Power Amp wars begin for 5G

Written by Mark LaPedus for Semiconductor Engineering – Companies are working with different materials and approaches in different regions.

Demand is increasing for power amplifier chips and other RF devices for 5G base stations, setting the stage for a showdown among different companies and technologies.

The power amplifier device is a key component that boosts the RF power signals in base stations. It’s based on two competitive technologies, silicon-based LDMOS or RF gallium nitride (GaN). GaN, a III-V technology, outperforms LDMOS, making it ideal for the high-frequency requirements for 5G. But GaN is expensive with some challenges in the fab. And LDMOS (laterally-diffused metal-oxide semiconductor) has some limitations, but it isn’t going away.

Nonetheless, 5G is a fast-moving but complex market. In just one part of the supply chain, device makers manufacture RF chips like power amplifiers in fabs. From there the devices are shipped to base station vendors for integration. A so-called macro base station is a system located at a cell tower, which provides RF wireless coverage over a wide area.

Generally, the power amplifier device for previous-generation 3G base stations were based on LDMOS. LDMOS, a mature and inexpensive technology, took the early lead in the 4G base station market. Over time, GaN power amps made significant inroads in 4G, at the expense of LDMOS. Power amplifiers are small circuits that convert a low-power RF signal into a higher power signal in base stations and other systems. The power amplifier isn’t the only device in the base station. These other devices are based on various processes.

Nonetheless, GaN-based power amps also are gaining steam in 5G. As in 4G, China’s base station vendors are adopting GaN-based power amp devices for their initial deployments of 5G systems in China. Other base station vendors are following suit.

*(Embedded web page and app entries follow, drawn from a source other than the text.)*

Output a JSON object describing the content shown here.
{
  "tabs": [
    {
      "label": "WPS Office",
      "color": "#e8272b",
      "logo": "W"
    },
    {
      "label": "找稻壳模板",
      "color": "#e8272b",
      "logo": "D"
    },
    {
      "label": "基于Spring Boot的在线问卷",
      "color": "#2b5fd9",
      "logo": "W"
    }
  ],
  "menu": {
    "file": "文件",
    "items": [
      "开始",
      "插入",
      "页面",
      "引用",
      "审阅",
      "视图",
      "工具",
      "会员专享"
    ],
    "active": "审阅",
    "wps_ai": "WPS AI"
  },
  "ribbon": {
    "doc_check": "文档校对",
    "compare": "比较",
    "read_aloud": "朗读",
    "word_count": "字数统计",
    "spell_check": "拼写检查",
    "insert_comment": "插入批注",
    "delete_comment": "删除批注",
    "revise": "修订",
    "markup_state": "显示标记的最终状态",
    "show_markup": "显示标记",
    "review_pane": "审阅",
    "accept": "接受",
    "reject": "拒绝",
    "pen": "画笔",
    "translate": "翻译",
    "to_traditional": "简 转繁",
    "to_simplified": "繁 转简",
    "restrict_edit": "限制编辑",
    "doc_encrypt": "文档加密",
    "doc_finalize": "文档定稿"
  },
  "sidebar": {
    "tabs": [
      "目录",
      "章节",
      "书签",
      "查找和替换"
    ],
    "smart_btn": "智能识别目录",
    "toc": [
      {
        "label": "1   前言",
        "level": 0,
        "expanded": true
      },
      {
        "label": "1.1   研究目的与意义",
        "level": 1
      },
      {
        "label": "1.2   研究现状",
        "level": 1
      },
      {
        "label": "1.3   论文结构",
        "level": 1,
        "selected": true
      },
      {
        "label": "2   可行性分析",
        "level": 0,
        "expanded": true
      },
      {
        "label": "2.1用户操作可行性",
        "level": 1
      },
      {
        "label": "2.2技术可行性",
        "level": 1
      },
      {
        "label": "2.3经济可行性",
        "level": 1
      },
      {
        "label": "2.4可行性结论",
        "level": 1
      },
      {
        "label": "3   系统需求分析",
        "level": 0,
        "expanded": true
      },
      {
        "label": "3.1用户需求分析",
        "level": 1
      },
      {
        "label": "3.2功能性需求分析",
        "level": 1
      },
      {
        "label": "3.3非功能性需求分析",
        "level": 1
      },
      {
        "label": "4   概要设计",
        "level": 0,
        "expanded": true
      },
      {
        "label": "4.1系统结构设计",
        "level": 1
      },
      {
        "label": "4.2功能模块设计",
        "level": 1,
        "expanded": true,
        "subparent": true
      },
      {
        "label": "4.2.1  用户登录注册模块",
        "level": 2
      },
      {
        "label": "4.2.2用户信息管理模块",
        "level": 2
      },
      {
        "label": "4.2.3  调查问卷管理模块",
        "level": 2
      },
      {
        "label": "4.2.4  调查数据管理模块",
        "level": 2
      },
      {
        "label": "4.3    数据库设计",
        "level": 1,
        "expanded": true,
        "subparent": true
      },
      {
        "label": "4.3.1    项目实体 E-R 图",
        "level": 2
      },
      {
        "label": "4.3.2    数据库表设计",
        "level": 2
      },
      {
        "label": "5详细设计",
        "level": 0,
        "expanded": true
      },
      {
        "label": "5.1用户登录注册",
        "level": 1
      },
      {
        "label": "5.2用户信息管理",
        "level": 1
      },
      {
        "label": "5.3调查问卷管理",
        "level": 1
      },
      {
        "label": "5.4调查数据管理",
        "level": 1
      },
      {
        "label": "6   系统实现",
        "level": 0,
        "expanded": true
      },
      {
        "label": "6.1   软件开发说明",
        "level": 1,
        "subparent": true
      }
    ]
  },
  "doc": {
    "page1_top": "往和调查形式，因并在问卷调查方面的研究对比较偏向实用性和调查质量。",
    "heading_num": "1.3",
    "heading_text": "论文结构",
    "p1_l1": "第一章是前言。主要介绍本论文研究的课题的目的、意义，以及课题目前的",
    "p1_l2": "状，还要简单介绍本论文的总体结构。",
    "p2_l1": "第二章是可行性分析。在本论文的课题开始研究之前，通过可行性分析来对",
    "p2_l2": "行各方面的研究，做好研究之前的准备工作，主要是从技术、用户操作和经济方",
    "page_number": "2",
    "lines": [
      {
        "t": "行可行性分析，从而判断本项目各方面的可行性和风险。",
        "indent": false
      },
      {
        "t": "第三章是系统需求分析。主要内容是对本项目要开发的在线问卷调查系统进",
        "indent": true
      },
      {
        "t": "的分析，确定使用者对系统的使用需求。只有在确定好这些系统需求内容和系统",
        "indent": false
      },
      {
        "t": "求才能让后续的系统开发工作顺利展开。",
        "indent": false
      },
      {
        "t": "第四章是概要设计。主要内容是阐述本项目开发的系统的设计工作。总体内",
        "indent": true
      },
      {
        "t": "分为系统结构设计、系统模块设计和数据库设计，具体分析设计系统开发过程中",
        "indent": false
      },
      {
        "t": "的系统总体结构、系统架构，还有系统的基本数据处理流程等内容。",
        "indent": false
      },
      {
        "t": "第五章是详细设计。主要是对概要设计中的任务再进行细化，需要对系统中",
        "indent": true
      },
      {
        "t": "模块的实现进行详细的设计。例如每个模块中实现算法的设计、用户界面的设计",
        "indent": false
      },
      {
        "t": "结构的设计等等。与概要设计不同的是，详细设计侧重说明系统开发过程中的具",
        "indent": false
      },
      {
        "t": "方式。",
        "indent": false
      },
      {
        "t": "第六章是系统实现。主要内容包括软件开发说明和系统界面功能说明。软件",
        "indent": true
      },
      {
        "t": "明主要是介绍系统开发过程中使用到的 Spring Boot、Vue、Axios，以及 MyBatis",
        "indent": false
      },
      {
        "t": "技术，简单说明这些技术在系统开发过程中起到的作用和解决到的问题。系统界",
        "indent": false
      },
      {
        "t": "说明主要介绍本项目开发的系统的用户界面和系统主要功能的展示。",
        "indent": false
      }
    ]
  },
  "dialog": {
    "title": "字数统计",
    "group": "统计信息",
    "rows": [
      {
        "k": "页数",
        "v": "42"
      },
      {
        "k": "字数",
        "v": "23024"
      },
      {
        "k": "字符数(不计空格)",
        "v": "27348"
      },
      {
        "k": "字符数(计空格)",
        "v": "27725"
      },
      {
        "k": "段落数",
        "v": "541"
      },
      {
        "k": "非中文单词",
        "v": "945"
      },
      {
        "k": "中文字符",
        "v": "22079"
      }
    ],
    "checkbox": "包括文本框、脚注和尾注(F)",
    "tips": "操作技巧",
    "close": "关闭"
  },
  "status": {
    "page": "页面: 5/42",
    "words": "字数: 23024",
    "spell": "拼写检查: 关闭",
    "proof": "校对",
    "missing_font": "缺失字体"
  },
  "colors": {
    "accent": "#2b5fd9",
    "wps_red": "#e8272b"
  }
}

There are several reasons for that. 5G, a next-generation wireless technology that’s faster than today’s 4G, is being deployed in two different areas – sub-6GHz and mmWave (28GHz and above). Generally, at higher frequencies, LDMOS runs out of steam, prompting the need for GaN. Compared to LDMOS, GaN has higher power densities and operates over a much wider frequency range.

“The need for dense, small-scale antenna arrays in 5G infrastructure is resulting in key challenges around power and thermal management in RF systems. With their improved wideband performance, efficiency and power density, GaN devices offer the potential for more compact solutions that can address these challenges,” said David Haynes, managing director of strategic marketing at Lam Research.

LDMOS isn’t going away, though. Some mobile operators are deploying both low- and high-frequency bands for 5G. LDMOS is suited for the lower bands. So both GaN and LDMOS will find a place in 5G. “In macro stations, GaN has gradually been taking market share from LDMOS following its wide adoption in Huawei’s 4G LTE infrastructure equipment,” said Ezgi Dogmus, an analyst at Yole Développement. “In the sub-6GHz regime in 5G we see tough competition between LDMOS and GaN in lower-power active antenna systems. GaN is being adopted in bands where large bandwidth capacity is needed.”

Regardless, the numbers are staggering. The total GaN RF market will increase from $740 million to more than $2 billion by 2025, with a CAGR of 12%, according to Yole. Telecom infrastructure and military radar are the main drivers for RF GaN. In another example, China built 130,000 5G base stations in 2019, with plans to install 500,000 more in 2020, according to Handel Jones, chief executive of IBS. By 2024, China’s goal is to deploy 6 million systems, Jones said. Japan, Korea, the U.S. and others are also making a big push in 5G… Full article